By Scott Hiaasen and Jenny Staletovich
Scavenging the remnants of South Florida’s housing crisis, a partnership called Presscott Rosche appeared to gobble up almost three dozen foreclosed homes in Miami-Dade County last year. The company is currently listed as the owner of 12 homes worth about $3.5 million, according to the Miami-Dade property appraiser.
But this seemingly thriving business is, in many ways, an illusion. The name of the company’s agent listed in state records is fake. So are many of the deeds the company has filed in Miami-Dade Circuit Court to stake its claim to more than 30 houses and condos, a Miami Herald investigation has found.
The company has gained control of these homes — renting them out to unsuspecting tenants, in some cases — by filing dubious deeds and documents filled with legal-sounding jargon and shoddy punctuation. The author of many of these documents calls himself an “attorney in fact,” though he is not, in fact, a licensed attorney in Florida.

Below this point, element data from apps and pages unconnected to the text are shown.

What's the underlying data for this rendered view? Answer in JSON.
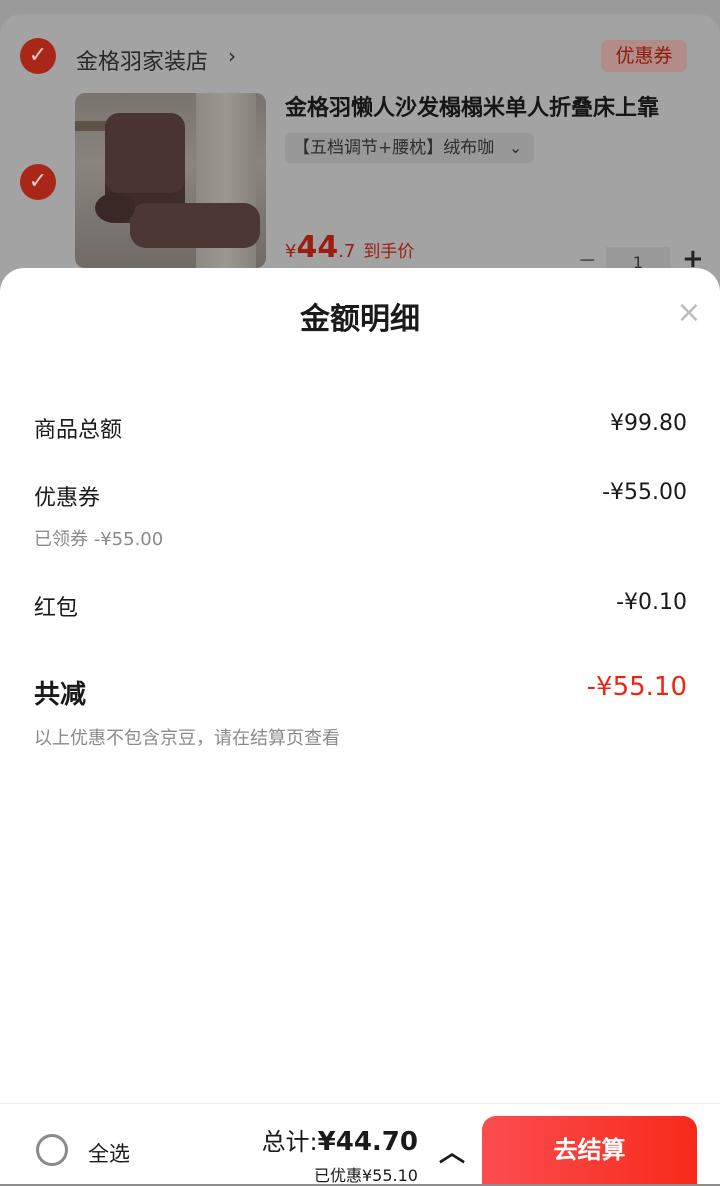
{
  "cart": {
    "shop_name": "金格羽家装店",
    "shop_arrow": "›",
    "coupon_tag": "优惠券",
    "product_title": "金格羽懒人沙发榻榻米单人折叠床上靠",
    "sku": "【五档调节+腰枕】绒布咖",
    "sku_arrow": "⌄",
    "price_symbol": "¥",
    "price_int": "44",
    "price_dec": ".7",
    "price_note": "到手价",
    "qty": "1",
    "qty_minus": "−",
    "qty_plus": "+",
    "check_glyph": "✓"
  },
  "sheet": {
    "title": "金额明细",
    "close": "×",
    "rows": [
      {
        "label": "商品总额",
        "value": "¥99.80"
      },
      {
        "label": "优惠券",
        "value": "-¥55.00",
        "note": "已领券 -¥55.00"
      },
      {
        "label": "红包",
        "value": "-¥0.10"
      }
    ],
    "total_label": "共减",
    "total_value": "-¥55.10",
    "total_note": "以上优惠不包含京豆，请在结算页查看"
  },
  "bottom": {
    "select_all": "全选",
    "total_prefix": "总计:",
    "total_amount": "¥44.70",
    "saved": "已优惠¥55.10",
    "chevron": "︿",
    "checkout": "去结算"
  },
  "colors": {
    "accent": "#f0250f",
    "checkout_start": "#fa4d50",
    "checkout_end": "#f72a1a"
  }
}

“I never saw anything like that. It wasn’t even spelled right,” said Shelley Hallen, an actual attorney who beat back Presscott Rosche’s efforts to evict four college students from a Coral Gables house last fall.
“They’re brazen,” said Frank Lopez, who says he found three people from Presscott Rosche inside a $700,000 Kendall house he owns. “They forged my signature, forged my wife’s signature.”

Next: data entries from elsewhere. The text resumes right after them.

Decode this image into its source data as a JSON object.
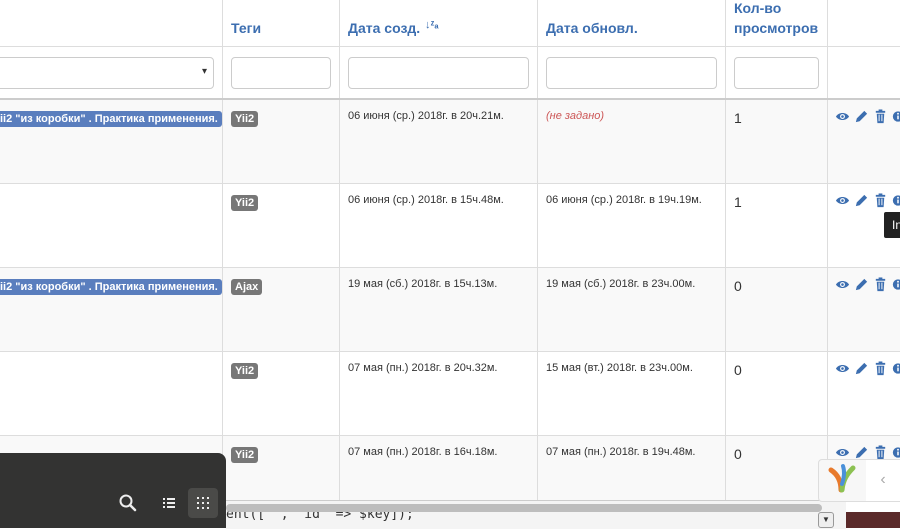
{
  "columns": {
    "tags": "Теги",
    "created": "Дата созд.",
    "created_sort": "↓ᶻₐ",
    "updated": "Дата обновл.",
    "views_line1": "Кол-во",
    "views_line2": "просмотров"
  },
  "filters": {
    "category_select_arrow": "▾",
    "tags": "",
    "created": "",
    "updated": "",
    "views": ""
  },
  "rows": [
    {
      "category": "ii2 \"из коробки\" . Практика применения.",
      "tag": "Yii2",
      "created": "06 июня (ср.) 2018г. в 20ч.21м.",
      "updated": "(не задано)",
      "views": "1"
    },
    {
      "category": "",
      "tag": "Yii2",
      "created": "06 июня (ср.) 2018г. в 15ч.48м.",
      "updated": "06 июня (ср.) 2018г. в 19ч.19м.",
      "views": "1"
    },
    {
      "category": "ii2 \"из коробки\" . Практика применения.",
      "tag": "Ajax",
      "created": "19 мая (сб.) 2018г. в 15ч.13м.",
      "updated": "19 мая (сб.) 2018г. в 23ч.00м.",
      "views": "0"
    },
    {
      "category": "",
      "tag": "Yii2",
      "created": "07 мая (пн.) 2018г. в 20ч.32м.",
      "updated": "15 мая (вт.) 2018г. в 23ч.00м.",
      "views": "0"
    },
    {
      "category": "",
      "tag": "Yii2",
      "created": "07 мая (пн.) 2018г. в 16ч.18м.",
      "updated": "07 мая (пн.) 2018г. в 19ч.48м.",
      "views": "0"
    }
  ],
  "tooltip_text": "In",
  "editor_text": "ent([ ', 'id' => $key]);",
  "colors": {
    "header": "#3c6eb0",
    "badge_blue": "#5a7ebe",
    "badge_gray": "#777777",
    "notset": "#cc5555"
  },
  "icons": [
    "eye-icon",
    "pencil-icon",
    "trash-icon",
    "info-icon"
  ],
  "dock": {
    "search_icon": "search-icon",
    "list_icon": "list-icon",
    "grid_icon": "grid-icon"
  }
}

Despite complaints about the company, Presscott Rosche has managed to vex police and prosecutors: A Presscott Rosche associate was arrested for burglary in November for allegedly breaking into a vacant home, yet Miami-Dade prosecutors dropped the case, saying they couldn’t prove the man didn’t have permission to use the house.
Miami-Dade police detectives are continuing to investigate the company for possible fraud, The Herald has learned. Presscott Rosche representatives declined to comment or could not be reached.